- Data -
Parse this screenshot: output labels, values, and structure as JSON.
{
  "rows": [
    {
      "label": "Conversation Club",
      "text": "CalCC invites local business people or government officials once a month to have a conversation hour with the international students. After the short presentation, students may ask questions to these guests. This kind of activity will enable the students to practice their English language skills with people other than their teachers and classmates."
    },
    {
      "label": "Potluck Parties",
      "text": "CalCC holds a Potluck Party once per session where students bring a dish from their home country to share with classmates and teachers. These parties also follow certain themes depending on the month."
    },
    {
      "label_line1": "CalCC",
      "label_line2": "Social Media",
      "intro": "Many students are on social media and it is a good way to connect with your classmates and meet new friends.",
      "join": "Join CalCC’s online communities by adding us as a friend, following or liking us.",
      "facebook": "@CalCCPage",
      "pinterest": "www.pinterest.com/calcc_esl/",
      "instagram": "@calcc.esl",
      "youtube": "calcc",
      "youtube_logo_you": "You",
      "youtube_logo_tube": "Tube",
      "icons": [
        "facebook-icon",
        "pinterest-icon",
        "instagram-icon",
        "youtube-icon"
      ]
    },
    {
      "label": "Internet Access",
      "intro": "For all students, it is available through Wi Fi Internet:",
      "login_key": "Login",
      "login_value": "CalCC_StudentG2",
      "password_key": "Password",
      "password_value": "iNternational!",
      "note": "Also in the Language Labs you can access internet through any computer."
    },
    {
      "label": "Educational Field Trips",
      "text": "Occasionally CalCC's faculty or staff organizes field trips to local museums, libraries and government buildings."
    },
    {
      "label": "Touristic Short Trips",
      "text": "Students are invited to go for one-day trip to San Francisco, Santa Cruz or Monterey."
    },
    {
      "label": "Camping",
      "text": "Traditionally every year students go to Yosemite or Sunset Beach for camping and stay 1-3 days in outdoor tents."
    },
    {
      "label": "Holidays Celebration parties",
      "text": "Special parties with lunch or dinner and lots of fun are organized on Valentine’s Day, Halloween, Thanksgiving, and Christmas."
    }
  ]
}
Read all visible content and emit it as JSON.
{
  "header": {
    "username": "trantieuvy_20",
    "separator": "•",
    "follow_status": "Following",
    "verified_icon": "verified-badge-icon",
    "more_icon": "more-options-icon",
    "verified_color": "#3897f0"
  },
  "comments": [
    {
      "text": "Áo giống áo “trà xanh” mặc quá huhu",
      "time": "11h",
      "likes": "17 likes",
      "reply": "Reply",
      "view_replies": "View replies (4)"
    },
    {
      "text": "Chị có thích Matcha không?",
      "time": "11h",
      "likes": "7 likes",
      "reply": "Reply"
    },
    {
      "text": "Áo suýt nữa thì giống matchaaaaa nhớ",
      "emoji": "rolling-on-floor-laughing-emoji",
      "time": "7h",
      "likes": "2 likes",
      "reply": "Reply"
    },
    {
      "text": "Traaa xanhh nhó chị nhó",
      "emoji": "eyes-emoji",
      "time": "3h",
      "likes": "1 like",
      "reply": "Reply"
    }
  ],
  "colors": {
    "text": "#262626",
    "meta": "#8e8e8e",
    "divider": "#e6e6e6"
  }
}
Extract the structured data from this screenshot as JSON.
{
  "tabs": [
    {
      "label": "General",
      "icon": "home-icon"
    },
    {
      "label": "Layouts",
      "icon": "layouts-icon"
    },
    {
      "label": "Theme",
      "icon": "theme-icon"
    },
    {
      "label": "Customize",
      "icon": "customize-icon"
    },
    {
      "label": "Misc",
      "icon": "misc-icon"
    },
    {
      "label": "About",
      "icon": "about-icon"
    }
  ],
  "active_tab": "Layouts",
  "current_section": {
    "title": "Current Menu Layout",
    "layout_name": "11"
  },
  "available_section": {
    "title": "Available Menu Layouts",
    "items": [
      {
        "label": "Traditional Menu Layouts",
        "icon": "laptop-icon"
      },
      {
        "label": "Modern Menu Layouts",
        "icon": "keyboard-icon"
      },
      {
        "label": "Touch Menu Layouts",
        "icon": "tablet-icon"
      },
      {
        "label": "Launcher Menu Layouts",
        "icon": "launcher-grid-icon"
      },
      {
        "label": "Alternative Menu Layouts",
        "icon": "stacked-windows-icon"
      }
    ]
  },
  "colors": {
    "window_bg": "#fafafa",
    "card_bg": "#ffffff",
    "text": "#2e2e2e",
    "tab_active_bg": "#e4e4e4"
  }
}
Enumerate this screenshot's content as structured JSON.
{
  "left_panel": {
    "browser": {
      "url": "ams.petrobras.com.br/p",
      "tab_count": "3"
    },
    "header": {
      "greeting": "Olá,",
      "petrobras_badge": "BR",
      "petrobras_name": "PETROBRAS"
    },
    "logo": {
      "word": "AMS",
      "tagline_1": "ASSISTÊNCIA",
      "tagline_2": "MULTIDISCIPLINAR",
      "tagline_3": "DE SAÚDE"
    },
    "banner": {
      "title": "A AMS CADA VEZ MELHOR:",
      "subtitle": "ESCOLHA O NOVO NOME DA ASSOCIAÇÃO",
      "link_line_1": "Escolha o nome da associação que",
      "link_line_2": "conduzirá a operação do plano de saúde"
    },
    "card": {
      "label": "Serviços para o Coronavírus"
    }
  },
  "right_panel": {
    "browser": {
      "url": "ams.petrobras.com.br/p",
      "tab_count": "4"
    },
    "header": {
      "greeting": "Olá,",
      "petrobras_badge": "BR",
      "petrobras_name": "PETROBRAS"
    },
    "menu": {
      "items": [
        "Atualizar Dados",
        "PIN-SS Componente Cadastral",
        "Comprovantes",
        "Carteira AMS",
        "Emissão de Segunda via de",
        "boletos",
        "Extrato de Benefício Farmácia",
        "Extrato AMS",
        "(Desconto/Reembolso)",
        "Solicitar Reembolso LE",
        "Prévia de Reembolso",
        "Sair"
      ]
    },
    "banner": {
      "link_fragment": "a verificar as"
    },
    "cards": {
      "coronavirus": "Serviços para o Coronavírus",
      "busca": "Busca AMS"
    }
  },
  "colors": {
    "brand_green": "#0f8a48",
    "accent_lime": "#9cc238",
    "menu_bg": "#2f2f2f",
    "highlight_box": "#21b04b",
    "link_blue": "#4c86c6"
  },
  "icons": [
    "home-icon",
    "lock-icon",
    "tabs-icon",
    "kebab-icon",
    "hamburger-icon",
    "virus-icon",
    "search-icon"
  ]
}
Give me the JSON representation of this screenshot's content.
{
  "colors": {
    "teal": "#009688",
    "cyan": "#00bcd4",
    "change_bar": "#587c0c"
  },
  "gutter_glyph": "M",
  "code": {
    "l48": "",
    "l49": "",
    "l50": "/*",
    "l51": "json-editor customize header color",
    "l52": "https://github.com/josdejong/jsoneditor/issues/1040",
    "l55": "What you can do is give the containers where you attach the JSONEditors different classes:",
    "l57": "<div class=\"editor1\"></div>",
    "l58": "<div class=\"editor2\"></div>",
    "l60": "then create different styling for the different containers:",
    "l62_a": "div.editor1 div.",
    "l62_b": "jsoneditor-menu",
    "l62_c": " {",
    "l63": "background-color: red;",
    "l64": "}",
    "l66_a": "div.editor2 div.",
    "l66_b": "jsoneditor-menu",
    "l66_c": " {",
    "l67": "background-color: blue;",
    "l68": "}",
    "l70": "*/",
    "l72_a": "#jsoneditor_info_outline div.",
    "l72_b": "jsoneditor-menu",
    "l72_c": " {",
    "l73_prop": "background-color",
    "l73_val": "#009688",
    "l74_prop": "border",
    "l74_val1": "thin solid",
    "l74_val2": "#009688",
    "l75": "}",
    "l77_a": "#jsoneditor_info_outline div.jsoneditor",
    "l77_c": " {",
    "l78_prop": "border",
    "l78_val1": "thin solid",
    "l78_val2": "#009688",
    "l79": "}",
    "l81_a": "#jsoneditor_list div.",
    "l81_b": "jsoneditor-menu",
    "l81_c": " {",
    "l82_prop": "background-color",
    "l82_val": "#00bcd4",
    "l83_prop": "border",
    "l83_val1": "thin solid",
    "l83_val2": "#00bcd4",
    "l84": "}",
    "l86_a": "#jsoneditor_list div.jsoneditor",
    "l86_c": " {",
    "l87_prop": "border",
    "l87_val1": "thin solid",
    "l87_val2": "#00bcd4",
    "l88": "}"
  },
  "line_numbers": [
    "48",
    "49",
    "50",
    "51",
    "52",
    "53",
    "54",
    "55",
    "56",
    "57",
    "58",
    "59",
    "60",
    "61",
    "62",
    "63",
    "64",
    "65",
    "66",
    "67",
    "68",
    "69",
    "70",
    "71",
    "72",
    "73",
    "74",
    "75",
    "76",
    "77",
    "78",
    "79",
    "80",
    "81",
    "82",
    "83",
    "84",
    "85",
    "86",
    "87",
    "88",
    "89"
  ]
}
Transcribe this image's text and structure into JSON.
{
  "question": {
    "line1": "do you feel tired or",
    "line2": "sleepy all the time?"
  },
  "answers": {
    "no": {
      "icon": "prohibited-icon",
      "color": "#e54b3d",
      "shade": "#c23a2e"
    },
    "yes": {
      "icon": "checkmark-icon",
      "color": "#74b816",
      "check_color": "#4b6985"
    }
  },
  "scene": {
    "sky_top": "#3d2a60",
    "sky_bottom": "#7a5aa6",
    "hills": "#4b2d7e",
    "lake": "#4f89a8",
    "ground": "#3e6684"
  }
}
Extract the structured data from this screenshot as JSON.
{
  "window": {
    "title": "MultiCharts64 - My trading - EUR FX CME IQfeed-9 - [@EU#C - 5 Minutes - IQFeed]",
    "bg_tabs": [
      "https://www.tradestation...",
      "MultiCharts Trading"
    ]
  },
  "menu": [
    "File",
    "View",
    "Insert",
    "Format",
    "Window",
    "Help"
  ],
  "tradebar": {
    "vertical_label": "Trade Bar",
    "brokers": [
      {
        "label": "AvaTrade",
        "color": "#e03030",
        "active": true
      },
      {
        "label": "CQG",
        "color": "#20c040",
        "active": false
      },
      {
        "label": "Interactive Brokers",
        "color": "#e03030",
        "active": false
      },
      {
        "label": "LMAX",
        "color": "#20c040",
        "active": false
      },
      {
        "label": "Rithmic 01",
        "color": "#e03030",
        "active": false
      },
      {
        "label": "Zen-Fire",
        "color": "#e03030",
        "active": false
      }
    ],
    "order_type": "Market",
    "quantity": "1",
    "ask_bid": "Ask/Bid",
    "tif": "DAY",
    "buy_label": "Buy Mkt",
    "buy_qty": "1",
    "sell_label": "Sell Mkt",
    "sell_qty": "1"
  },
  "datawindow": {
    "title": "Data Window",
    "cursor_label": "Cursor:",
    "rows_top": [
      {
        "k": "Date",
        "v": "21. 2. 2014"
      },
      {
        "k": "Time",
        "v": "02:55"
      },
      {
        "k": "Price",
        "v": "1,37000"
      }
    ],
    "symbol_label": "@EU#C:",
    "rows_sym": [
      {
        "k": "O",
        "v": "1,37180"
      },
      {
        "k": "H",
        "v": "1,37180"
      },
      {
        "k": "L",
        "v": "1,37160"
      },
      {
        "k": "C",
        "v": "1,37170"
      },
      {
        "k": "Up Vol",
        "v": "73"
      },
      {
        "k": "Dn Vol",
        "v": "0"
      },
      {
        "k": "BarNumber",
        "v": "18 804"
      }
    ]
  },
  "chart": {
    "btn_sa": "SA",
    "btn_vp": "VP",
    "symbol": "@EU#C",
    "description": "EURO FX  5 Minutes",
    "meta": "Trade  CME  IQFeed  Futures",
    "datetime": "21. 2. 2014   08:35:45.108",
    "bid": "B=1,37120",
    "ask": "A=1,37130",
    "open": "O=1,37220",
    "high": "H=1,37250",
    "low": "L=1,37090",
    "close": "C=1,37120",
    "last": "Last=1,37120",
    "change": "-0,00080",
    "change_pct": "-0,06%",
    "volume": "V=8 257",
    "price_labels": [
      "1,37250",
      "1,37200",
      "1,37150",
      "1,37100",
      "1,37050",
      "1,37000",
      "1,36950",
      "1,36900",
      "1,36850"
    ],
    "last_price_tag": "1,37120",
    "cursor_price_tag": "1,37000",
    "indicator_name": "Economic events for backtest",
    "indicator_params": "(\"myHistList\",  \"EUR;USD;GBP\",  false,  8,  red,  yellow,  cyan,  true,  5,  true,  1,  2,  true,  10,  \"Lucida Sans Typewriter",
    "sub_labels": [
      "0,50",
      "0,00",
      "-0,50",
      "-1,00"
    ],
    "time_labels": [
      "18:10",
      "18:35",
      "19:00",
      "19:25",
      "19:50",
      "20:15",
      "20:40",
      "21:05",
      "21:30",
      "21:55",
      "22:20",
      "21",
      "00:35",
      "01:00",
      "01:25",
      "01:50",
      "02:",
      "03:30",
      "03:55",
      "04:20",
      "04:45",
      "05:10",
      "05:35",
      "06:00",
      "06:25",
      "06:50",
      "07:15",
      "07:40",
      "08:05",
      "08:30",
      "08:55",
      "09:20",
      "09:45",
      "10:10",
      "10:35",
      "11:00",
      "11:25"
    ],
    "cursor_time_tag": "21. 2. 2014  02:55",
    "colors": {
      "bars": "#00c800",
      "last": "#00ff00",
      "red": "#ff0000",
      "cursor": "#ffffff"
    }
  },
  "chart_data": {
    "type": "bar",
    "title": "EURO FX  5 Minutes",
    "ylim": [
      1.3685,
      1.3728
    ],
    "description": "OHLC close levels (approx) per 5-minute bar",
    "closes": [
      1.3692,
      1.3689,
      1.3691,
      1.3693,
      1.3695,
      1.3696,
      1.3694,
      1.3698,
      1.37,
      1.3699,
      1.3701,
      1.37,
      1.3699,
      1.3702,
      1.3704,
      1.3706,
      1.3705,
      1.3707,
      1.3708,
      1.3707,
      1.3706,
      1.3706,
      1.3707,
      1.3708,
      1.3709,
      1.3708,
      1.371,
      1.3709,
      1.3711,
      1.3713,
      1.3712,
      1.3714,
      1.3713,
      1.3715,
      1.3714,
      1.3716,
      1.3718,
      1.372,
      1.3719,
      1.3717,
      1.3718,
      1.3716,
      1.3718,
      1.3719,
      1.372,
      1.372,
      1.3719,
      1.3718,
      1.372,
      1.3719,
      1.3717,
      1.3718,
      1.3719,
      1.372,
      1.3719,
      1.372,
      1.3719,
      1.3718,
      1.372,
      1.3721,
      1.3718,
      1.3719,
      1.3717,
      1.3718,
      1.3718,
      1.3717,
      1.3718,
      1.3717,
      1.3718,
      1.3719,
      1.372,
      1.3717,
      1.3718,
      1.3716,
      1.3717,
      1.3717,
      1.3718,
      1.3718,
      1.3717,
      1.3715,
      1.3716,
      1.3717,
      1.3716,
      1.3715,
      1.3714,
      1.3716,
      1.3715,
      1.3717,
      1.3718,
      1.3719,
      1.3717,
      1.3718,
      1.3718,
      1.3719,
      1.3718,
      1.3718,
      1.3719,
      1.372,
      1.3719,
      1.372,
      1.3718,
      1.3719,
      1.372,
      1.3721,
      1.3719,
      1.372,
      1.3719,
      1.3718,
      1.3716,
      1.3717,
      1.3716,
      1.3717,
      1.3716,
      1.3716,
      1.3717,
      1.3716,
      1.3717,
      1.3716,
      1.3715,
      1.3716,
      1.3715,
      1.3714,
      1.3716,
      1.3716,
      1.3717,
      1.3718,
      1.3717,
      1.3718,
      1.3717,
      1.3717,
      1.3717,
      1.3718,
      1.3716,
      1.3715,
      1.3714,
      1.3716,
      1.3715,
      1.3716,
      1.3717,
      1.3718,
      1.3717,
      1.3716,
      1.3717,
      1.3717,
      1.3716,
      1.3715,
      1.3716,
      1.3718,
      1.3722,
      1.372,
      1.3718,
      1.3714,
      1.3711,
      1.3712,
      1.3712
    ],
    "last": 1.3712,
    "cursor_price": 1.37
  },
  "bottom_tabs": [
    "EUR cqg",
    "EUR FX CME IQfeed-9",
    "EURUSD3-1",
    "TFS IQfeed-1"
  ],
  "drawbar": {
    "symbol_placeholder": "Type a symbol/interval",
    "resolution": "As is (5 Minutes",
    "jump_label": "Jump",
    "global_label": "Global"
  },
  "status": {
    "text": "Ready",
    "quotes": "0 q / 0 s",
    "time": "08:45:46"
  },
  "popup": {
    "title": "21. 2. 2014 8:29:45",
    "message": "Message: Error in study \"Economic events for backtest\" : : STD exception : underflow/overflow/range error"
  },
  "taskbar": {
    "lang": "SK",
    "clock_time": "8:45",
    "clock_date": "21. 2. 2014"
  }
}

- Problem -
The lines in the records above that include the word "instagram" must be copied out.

- Result of this task -
      "instagram": "@calcc.esl",
        "instagram-icon",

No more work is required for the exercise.